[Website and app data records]
#####

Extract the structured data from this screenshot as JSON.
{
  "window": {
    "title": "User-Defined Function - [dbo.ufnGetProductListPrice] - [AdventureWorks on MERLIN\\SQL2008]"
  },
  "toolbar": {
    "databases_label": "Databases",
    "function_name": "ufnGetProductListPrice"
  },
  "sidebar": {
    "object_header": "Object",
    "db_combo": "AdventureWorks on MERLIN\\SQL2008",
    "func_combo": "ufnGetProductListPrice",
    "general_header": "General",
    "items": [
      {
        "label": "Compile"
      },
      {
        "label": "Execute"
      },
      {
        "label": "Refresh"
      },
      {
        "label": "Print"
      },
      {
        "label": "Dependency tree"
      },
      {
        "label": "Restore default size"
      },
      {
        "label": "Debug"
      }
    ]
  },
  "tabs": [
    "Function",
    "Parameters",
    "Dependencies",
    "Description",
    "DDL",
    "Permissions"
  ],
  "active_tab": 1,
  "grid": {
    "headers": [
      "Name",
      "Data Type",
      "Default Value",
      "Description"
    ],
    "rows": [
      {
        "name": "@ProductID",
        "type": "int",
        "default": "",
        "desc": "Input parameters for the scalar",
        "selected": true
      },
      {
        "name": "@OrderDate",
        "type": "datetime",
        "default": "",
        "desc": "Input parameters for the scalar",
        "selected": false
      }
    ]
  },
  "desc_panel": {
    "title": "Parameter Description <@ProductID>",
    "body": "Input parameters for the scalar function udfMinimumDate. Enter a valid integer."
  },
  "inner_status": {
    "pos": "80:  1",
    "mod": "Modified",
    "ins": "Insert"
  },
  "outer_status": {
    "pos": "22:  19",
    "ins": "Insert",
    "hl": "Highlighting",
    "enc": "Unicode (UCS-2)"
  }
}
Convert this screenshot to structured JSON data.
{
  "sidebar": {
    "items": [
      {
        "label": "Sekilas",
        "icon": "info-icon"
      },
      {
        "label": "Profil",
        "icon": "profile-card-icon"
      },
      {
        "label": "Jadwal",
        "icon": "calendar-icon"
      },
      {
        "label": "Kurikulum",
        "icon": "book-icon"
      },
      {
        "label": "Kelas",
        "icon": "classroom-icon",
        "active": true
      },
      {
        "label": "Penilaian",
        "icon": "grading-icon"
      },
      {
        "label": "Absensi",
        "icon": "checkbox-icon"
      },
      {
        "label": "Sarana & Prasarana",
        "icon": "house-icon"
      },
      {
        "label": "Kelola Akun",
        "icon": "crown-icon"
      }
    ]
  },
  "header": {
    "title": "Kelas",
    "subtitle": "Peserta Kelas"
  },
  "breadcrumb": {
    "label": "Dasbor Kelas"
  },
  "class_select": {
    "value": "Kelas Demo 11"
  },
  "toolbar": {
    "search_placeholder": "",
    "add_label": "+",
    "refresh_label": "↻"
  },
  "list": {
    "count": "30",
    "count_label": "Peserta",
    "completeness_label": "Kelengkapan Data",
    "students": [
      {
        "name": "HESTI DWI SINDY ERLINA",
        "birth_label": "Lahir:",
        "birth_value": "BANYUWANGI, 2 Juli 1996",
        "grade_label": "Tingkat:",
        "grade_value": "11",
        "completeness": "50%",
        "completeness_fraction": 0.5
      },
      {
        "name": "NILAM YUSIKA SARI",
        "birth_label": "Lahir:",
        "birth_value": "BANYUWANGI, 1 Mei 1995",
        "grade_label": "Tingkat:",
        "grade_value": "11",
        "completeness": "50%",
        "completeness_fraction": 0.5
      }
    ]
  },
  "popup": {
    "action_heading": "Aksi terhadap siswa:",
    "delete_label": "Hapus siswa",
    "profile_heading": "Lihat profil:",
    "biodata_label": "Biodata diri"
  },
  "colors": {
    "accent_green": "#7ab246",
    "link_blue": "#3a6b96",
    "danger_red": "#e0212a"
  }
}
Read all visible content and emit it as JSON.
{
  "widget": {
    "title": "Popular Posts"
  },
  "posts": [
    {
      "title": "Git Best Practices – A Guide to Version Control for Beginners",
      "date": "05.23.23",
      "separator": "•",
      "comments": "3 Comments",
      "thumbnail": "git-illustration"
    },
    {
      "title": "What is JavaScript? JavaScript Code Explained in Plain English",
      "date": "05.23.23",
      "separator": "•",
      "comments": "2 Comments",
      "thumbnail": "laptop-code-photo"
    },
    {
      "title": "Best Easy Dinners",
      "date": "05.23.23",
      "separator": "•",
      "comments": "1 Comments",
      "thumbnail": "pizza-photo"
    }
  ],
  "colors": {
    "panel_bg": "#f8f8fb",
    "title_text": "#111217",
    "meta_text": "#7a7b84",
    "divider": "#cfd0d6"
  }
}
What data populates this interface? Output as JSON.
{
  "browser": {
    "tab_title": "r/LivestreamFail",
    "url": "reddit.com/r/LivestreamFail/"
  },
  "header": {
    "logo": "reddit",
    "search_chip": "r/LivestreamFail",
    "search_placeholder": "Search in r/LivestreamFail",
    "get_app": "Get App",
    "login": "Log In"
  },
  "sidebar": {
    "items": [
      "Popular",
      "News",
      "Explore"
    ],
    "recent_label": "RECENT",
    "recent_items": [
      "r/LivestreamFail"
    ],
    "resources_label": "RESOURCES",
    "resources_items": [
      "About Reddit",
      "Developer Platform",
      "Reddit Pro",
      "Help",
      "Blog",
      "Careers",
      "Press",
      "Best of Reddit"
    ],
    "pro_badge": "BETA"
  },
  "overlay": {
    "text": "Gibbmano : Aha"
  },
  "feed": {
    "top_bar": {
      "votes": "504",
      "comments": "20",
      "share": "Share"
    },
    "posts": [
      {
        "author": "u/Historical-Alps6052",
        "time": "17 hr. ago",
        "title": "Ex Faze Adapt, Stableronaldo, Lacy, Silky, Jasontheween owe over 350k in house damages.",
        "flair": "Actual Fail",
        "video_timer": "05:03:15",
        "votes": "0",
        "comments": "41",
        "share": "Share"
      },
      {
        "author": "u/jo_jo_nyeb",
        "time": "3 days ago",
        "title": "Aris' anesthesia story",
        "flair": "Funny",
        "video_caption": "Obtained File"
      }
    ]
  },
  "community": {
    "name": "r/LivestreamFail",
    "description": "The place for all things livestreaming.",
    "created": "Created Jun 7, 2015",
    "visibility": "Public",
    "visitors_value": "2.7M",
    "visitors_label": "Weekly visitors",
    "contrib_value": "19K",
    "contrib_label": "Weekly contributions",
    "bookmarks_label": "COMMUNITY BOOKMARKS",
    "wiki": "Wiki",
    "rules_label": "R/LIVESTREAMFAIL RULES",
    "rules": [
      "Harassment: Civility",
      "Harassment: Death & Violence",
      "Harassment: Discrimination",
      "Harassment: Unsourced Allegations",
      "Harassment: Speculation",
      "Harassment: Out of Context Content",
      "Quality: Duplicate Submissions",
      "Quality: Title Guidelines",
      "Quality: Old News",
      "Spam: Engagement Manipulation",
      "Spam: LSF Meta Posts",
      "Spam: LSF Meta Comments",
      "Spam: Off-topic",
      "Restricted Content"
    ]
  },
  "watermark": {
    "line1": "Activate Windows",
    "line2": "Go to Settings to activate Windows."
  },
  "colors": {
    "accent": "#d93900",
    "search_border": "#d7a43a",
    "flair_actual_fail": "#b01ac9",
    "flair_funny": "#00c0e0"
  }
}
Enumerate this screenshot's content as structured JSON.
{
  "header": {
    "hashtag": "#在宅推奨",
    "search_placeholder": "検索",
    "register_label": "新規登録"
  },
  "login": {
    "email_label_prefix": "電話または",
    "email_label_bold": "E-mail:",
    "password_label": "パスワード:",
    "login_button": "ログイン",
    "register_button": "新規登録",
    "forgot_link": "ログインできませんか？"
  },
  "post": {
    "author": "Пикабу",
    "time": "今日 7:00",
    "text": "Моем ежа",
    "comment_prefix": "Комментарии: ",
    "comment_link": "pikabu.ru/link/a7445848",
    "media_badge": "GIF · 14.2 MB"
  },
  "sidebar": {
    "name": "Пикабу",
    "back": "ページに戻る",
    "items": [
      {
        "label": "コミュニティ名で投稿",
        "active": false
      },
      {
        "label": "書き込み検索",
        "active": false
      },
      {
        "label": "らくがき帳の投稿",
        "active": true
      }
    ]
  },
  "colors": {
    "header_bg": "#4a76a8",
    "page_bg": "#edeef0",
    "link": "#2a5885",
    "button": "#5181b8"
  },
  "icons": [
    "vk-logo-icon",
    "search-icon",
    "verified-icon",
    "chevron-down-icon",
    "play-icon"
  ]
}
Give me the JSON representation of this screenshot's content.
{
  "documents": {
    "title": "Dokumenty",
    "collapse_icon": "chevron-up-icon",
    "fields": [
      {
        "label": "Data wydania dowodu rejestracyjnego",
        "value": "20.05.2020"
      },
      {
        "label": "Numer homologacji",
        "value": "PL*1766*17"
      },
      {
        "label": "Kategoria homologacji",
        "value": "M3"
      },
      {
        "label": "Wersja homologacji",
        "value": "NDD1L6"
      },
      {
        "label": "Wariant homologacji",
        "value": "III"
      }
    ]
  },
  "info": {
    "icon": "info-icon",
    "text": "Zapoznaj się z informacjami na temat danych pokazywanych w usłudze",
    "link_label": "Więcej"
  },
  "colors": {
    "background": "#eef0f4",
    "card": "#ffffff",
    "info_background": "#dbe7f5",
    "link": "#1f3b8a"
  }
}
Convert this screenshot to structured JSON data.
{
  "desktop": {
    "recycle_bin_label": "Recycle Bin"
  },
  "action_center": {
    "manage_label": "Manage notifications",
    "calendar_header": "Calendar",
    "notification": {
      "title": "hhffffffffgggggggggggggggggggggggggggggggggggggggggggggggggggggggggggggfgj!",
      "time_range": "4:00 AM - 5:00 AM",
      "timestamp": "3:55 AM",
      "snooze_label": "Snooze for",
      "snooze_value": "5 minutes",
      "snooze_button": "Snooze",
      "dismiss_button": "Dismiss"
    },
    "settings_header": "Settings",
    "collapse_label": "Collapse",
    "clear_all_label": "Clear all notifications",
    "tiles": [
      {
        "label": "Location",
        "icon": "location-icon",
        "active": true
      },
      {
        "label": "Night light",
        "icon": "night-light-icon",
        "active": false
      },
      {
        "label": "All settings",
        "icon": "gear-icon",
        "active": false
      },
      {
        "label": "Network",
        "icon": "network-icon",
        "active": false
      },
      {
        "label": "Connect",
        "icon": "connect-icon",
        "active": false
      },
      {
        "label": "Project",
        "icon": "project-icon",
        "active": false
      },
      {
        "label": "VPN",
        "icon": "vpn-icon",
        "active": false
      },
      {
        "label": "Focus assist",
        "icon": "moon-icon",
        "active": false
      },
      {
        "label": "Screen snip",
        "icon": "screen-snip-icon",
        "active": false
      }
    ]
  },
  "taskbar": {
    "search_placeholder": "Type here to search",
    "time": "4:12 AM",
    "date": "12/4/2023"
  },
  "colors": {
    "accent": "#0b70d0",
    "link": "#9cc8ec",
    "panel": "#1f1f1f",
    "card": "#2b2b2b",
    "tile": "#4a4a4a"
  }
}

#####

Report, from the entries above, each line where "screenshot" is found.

Extract the structured data from this screenshot as JSON.
Convert this screenshot to structured JSON data.
Enumerate this screenshot's content as structured JSON.
Give me the JSON representation of this screenshot's content.
Convert this screenshot to structured JSON data.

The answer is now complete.